++++ Entries shown ++++

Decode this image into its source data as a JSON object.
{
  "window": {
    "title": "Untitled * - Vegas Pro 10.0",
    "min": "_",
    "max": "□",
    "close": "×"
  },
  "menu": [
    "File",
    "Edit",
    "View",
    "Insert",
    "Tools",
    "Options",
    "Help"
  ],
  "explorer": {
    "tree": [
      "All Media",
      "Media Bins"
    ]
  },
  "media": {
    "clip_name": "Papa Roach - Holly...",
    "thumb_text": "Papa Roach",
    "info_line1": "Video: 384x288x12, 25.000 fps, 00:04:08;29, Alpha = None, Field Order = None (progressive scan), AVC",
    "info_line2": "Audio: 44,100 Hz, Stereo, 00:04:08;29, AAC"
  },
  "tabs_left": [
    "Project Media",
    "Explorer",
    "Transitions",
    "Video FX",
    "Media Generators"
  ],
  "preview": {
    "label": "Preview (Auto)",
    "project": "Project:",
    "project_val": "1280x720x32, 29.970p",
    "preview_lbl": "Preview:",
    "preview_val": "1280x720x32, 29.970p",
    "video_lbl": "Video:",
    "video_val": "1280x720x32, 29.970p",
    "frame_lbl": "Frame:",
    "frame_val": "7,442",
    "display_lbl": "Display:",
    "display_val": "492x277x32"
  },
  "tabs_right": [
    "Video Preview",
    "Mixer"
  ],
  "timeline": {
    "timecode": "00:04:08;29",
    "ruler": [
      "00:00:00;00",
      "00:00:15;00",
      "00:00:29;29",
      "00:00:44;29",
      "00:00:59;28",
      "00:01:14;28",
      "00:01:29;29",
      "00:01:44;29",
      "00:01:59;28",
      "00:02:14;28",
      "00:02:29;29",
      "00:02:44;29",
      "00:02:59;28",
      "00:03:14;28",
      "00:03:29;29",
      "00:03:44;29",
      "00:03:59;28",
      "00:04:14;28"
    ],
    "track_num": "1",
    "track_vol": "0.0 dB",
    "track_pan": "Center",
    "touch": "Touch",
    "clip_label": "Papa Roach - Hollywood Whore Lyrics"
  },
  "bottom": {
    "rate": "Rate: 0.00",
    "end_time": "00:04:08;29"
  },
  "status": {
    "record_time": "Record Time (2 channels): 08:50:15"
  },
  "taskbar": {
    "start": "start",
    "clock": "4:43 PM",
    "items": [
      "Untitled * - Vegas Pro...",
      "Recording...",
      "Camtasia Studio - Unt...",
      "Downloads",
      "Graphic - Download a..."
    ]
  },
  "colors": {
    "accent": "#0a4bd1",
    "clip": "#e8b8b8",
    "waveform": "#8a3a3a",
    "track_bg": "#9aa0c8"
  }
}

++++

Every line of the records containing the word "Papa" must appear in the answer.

**Response area**:
    "clip_name": "Papa Roach - Holly...",
    "thumb_text": "Papa Roach",
    "clip_label": "Papa Roach - Hollywood Whore Lyrics"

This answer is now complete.